This film and its successor were rated PG-13 by the MPAA. The original was rated PG, as there was no PG-13 rating at the time (the rating was created in 1984, largely in response to films such as Gremlins and Indiana Jones and the Temple of Doom.)


Composer Jerry Goldsmith, who had written the Academy Award-nominated soundtrack to the first Poltergeist film, returned to compose and conduct a score to Poltergeist II: The Other Side. Though "Carol Anne's Theme" returns from the first film's soundtrack, the score for Poltergeist II: The Other Side consisted of mostly new material blending traditional orchestral elements with new electronic sounds. The soundtrack has been released three times: through Varèse Sarabande in 1986, Intrada Records in 1993, and a deluxe edition by Varèse Sarabande in 2003.[2]


Although it was financially successful, Poltergeist II: The Other Side proved to be a box office disappointment when compared to its predecessor.

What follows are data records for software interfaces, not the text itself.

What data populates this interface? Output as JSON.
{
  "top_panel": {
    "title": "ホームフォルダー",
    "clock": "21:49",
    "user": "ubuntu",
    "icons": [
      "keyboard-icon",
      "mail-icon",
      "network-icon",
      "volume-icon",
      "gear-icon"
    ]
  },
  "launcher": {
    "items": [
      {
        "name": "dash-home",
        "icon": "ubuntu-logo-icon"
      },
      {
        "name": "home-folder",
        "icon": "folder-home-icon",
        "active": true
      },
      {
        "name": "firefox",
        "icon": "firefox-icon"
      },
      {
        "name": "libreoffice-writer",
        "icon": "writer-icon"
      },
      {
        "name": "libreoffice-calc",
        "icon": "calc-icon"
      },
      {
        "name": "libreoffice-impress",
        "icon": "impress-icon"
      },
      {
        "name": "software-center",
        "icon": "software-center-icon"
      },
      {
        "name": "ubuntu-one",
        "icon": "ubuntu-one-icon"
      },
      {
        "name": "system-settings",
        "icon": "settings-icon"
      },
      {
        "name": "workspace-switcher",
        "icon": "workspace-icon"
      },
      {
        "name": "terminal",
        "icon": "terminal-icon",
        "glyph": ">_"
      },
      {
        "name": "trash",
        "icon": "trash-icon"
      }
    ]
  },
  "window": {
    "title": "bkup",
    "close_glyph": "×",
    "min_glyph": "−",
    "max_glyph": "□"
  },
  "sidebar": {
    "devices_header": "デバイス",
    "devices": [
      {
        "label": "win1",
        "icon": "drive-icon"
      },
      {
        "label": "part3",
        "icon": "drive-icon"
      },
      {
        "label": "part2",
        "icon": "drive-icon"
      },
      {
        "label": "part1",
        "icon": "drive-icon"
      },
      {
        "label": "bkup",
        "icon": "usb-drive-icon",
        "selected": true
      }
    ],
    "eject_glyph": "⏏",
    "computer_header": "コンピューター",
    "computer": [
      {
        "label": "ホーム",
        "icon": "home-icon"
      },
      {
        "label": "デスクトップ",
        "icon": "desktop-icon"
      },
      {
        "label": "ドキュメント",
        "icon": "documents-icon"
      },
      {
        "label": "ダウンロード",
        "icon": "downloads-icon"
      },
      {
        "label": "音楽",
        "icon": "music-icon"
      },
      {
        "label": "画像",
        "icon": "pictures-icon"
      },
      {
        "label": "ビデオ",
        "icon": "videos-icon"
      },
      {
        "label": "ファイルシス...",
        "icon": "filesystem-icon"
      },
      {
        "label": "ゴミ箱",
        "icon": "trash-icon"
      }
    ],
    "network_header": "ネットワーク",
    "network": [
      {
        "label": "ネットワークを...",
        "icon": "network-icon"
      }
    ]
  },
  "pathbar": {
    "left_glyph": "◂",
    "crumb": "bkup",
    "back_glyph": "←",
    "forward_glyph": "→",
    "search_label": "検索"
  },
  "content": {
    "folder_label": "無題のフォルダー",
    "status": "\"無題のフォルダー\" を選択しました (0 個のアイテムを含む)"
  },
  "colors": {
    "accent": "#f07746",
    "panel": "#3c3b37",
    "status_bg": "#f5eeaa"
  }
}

Nevertheless, the film still grossed a respectable $40,996,665[3] at the United States box office.

Home media[edit]

MGM released Poltergeist II on DVD for the very first time on August 26, 2003 in a double feature collection along with Poltergeist III. To date there has been no standalone DVD release of the film in Region 1. On September 13, 2011, MGM released the film on Blu-ray.

MGM has also released the film on DVD in Region 2 and Region 4. It was released in the UK on October 23, 2000 and in Australia on September 1, 2006. A double feature pack containing Poltergeist II & III together was released in Region 4 on November 8, 2010.


The novelization, titled Poltergeist II: The Other Side, was written by James Kahn and published by Ballantine Books in 1986.[4] The cover features an image similar to the film's poster.



The film holds a 89% "fresh" rating on Rotten Tomatoes.[5]

Awards and nominations[edit]

Year Association Category Result
1987 Academy Award Academy Award for Best Visual Effects Nominated
Saturn Award Saturn Award for Best Horror or Thriller Film Nominated
Saturn Award for Best Special Effects Nominated
Golden Raspberry Award Razzie Award for Worst Supporting Actress - Zelda Rubinsten Nominated
Young Artist Awards Young Artist Award for Best Younger Supporting Actress - Heather O'Rourke Nominated

See also[edit]


External links[edit]